A lot of attention was focused on Cupertino, California this week as Apple introduced a new iPhone and company founder Steve Jobs died. There’s a gossamer connection to the blog, since a previous version of the iPhone was the subject of this prior post. In other news:
1. Also in California, the DEA has begun a crackdown on medical marijuana dispensaries. (Recall that marijuana use for medical purposes is permitted under California law, but that it remains a violation of federal law.) This appears to be a reversal of previously-announced Obama administration policy. See stories here and here.
2. The North Carolina crime of assault on a female is the subject of this new post on the Volokh Conspiracy. Professor Eugene Volokh notes that the offense — which makes a male-on-female assault a more serious crime than a male-on-male, female-on-female, or female-on-male assault — was upheld against an equal protection challenge in State v. Gurganus, 39 N.C.App. 395 (1979) (relying on the fact that “the average adult male is taller, heavier and possesses greater body strength than the average female”). However, Volokh argues that Gurganus is inconsistent “with the Supreme Court’s Equal Protection Clause cases, both before 1979 (Craig v. Boren (1976)) and since (United States v. Virginia (1996)).”
3. Having recently been summoned for jury duty, I was particularly interested in this story on the WSJ Law Blog, reporting on judges in Texas and Florida who have issued show cause orders to people who ignored their summons (summonses?). Apparently, in Florida, a six-month sentence could be imposed upon the scofflaws.

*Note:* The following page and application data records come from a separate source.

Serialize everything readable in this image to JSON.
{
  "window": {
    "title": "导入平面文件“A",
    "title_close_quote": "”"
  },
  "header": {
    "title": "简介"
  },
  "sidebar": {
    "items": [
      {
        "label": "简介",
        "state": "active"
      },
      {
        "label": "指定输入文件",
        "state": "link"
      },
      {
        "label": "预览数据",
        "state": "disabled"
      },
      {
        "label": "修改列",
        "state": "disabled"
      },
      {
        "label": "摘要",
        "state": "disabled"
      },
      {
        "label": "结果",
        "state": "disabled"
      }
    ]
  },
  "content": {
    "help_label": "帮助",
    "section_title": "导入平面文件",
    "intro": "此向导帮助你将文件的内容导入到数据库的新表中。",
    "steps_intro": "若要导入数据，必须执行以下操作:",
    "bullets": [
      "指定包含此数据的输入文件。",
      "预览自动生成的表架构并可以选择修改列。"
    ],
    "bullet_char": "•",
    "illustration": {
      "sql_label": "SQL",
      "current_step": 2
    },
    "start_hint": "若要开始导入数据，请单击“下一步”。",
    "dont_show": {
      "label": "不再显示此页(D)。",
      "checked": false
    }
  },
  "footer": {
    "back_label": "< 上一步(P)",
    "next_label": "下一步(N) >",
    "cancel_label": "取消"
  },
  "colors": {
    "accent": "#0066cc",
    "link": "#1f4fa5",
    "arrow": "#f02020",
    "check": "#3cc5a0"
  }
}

4. I have argued before — see this post, and this one — that when traffic stops, custodial interrogations, and other interactions between officers and suspects are videotaped, courts may scrutinize those interactions more closely and critically than they otherwise would. Here’s a longer, and probably more insightful, discussion of the same phenomenon by Professor Orin Kerr. It’s still a short piece, and worth a read by officers, prosecutors, and defense lawyers alike.
5. Finally, a few quick tidbits. The gun-rights litigation in the District of Columbia continues to be interesting. As described here, in the latest round, a divided D.C. Circuit “largely rejected [the plaintiff’s] challenge to D.C.’s ban on some semi-automatic rifles and new gun-registration requirements.” Speaking of the nation’s capital, Justice Scalia testified before the Senate Judiciary Committee recently, and got off a few one-liners, complaining that “federal judges ain’t what they used to be,” due to the proliferation of federal judgeships, and expressing his hope that “the living Constitution will die.” Finally, the ABA Journal reports here that Houston trial lawyer Joe Jamail is the richest practicing lawyer in the country, with a net worth of $1.5 billion. Perhaps Justice Scalia would say that a billion dollars ain’t what it used to be, but it still sounds like a lot to me.